Scientists Study Melanin for Organic Pigments
A team from the Daegu Gyeongbuk Institute of Science and Technology has reportedly developed a new technology that can create multi-functional organic pigments by copying natural melanin formation processes.
Named Progressive Assembly on an Initiator-loaded Template, or PAINT, the findings were recently published in the journal Nature Communications.
About PAINT Tech
Melanin is a natural pigment that can adhere to various surfaces due to its high underwater adhesive properties, attributed to numerous catechol functional groups. This is reportedly similar to the adhesive proteins in mussels.
However, during the process of creating new elements by integrating new organic materials with various material groups, researchers can face challenges when unintended areas become coated with organic matter due to the adhesive properties.
For one solution, researchers used photolithography to specify the coating location. However, DGIST says, this method has drawbacks like involvement of complex multi-step reactions and the need to use expensive equipment.
To solve these issues, professor of the Department of Physical and Chemistry Seon-ki Hong's research team investigated the formation processes of natural melanin and reportedly found that the catalytic activity of the protein template significantly affects the process of specifying the pattern formation location.
Scientists copy melanin formation processes to fabricate multi-functional organic pigments https://t.co/dMTGHuyljH— Chemistry News (@ChemistryNews) October 31, 2023
The team conducted an experiment on the synthesis reaction of organic pigments copying the natural melanin formation process. Organic pigments were reportedly produced by initiating the synthesis reaction on the surface that was initially modified to have localized catalytic activity.
According to DGIST, the scientists confirmed that organic pigments had not spread to neighboring regions based on excellent adhesive properties, and that they adhered selectively and voluntarily only to the initiated areas to form patterns.
Organic pigment patterns locally formed on the surface exhibited broad optical absorption characteristics in the ultraviolet, visible and near-infrared spectral regions, similar to natural melanin, the researchers found.
The absorbed near-infrared light was spontaneously converted into thermal energy by the material and generated localized heat.

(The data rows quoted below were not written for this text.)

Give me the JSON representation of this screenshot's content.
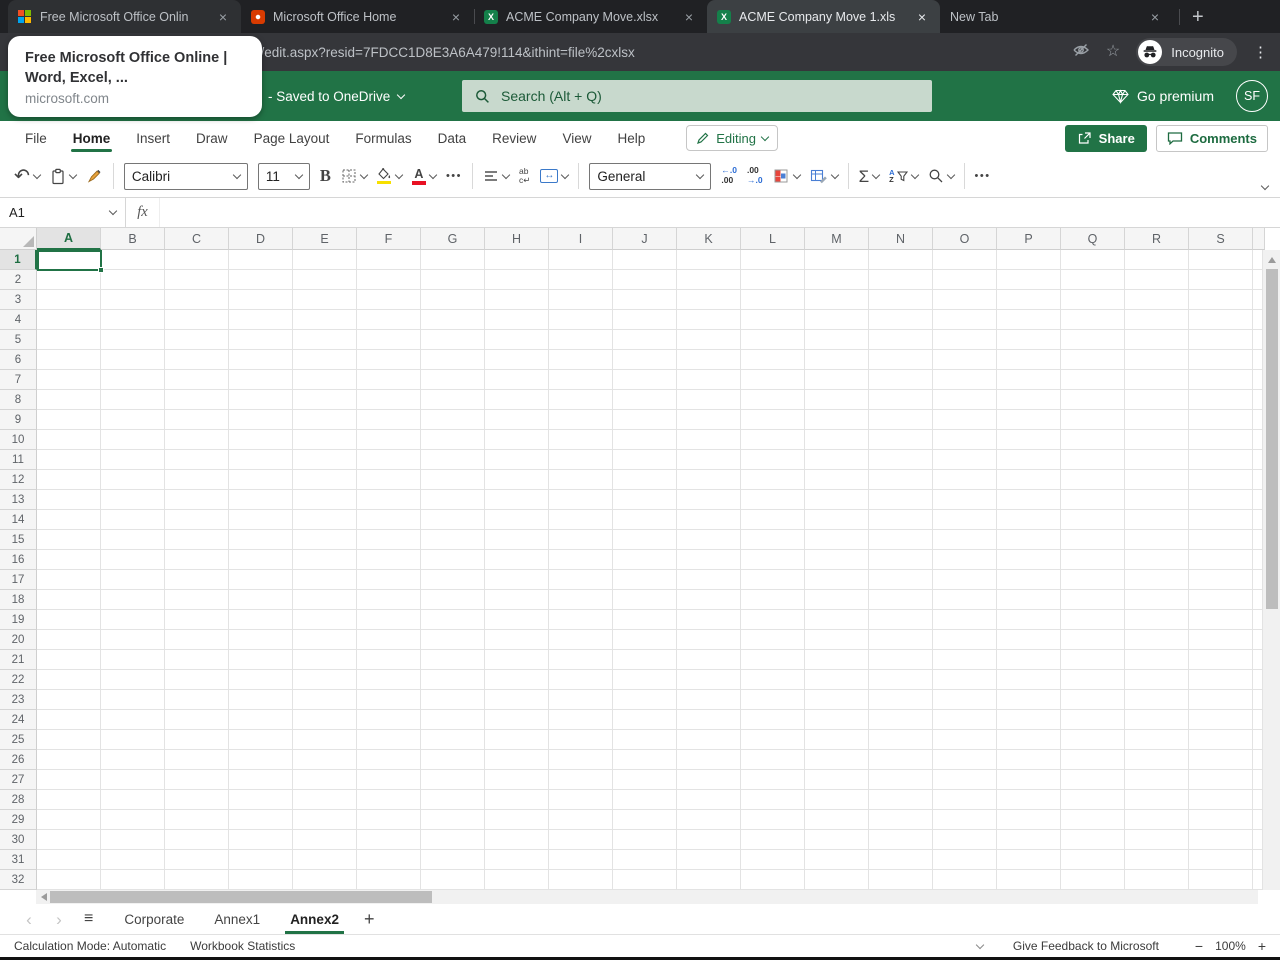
{
  "browser": {
    "tabs": [
      {
        "label": "Free Microsoft Office Onlin",
        "icon": "microsoft-logo",
        "active": false,
        "hover": true
      },
      {
        "label": "Microsoft Office Home",
        "icon": "office-logo",
        "active": false,
        "hover": false
      },
      {
        "label": "ACME Company Move.xlsx",
        "icon": "excel-logo",
        "active": false,
        "hover": false
      },
      {
        "label": "ACME Company Move 1.xls",
        "icon": "excel-logo",
        "active": true,
        "hover": false
      },
      {
        "label": "New Tab",
        "icon": "",
        "active": false,
        "hover": false
      }
    ],
    "url": "n/edit.aspx?resid=7FDCC1D8E3A6A479!114&ithint=file%2cxlsx",
    "incognito_label": "Incognito",
    "tooltip": {
      "title": "Free Microsoft Office Online | Word, Excel, ...",
      "domain": "microsoft.com"
    }
  },
  "header": {
    "saved_status": "- Saved to OneDrive",
    "search_placeholder": "Search (Alt + Q)",
    "go_premium_label": "Go premium",
    "avatar_initials": "SF"
  },
  "ribbon": {
    "tabs": [
      "File",
      "Home",
      "Insert",
      "Draw",
      "Page Layout",
      "Formulas",
      "Data",
      "Review",
      "View",
      "Help"
    ],
    "active_tab": "Home",
    "editing_label": "Editing",
    "share_label": "Share",
    "comments_label": "Comments"
  },
  "toolbar": {
    "font_name": "Calibri",
    "font_size": "11",
    "number_format": "General"
  },
  "formula_bar": {
    "name_box": "A1",
    "fx_label": "fx",
    "formula_value": ""
  },
  "grid": {
    "columns": [
      "A",
      "B",
      "C",
      "D",
      "E",
      "F",
      "G",
      "H",
      "I",
      "J",
      "K",
      "L",
      "M",
      "N",
      "O",
      "P",
      "Q",
      "R",
      "S"
    ],
    "row_count": 32,
    "selected_cell": "A1",
    "selected_column": "A",
    "selected_row": 1
  },
  "sheets": {
    "list": [
      {
        "name": "Corporate",
        "active": false
      },
      {
        "name": "Annex1",
        "active": false
      },
      {
        "name": "Annex2",
        "active": true
      }
    ]
  },
  "status_bar": {
    "calculation_mode": "Calculation Mode: Automatic",
    "workbook_statistics": "Workbook Statistics",
    "feedback": "Give Feedback to Microsoft",
    "zoom_level": "100%"
  },
  "icons": {
    "close_tab": "×",
    "new_tab": "+",
    "browser_menu": "⋮",
    "star": "☆",
    "undo": "↶",
    "bold": "B",
    "font_color": "A",
    "more": "•••",
    "sum": "Σ",
    "sort_a": "A",
    "sort_z": "Z",
    "wrap_top": "ab",
    "wrap_bottom": "c↵",
    "merge_arrows": "↔",
    "decrease_decimal_top": "←.0",
    "decrease_decimal_bottom": ".00",
    "increase_decimal_top": ".00",
    "increase_decimal_bottom": "→.0",
    "prev_sheet": "‹",
    "next_sheet": "›",
    "sheet_menu": "≡",
    "add_sheet": "+",
    "minus": "−",
    "plus": "+"
  },
  "colors": {
    "excel_green": "#217346",
    "chrome_dark": "#202124",
    "search_box_bg": "#c8d9cd",
    "fill_yellow": "#f7e000",
    "font_color_red": "#e81123"
  }
}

The research team then verified that these processes can be applied to induce selective cell death on the surface, or to drive actuators.
“The PAINT technology that we developed in this research is a novel technology that can selectively apply materials with universal adhesive properties to only desired areas,” said Hong.
“We anticipate that the PAINT technology will establish the foundation for the development of new melanin-like organic materials applying the characteristics of melanin, such as excellent optical absorption, activity of scavenging reactive oxygen species, and biocompatibility.”
Back in 2019, a project and installation at the Mediated Matter Group at Massachusetts Institute of Technology’s Media Lab designed using liquid channels of melanin—the skin pigment that is believed will serve a future purpose in architecture—within a series of 3D-printed sculptures.
Named “Totems” by Neri Oxman, the project was meant to represent the unity in the diversity of life and the choice to use melanin for the installation was its standing as a “universal pigment.” The natural substance is found in skin, hair and eyes, as well as feathers and wings.
The melanin substance in the installations was created in two ways: one being the reaction between an active chemical and a certain enzyme extracted from mushrooms, which can convert the amino acid tyrosine into melanin.
The other method involved the extraction of pigments from bird feathers and cuttlefish ink, which were then purified and filtered until just the melanin remained.
Through the sculptures, a visual is created expressing the bigger picture in which melanin’s materials could be integrated into buildings, a use that Oxman believes is “inevitable.”
By using techniques that would tie in the assistance of bacteria, mycelium or algae, buildings could one day have a skin-like exterior.
This new type of biological material would hopefully be able to tan in the presence of UV rays, protect inhabitants from the elements and possibly even generate energy or absorb unwanted environmental metals.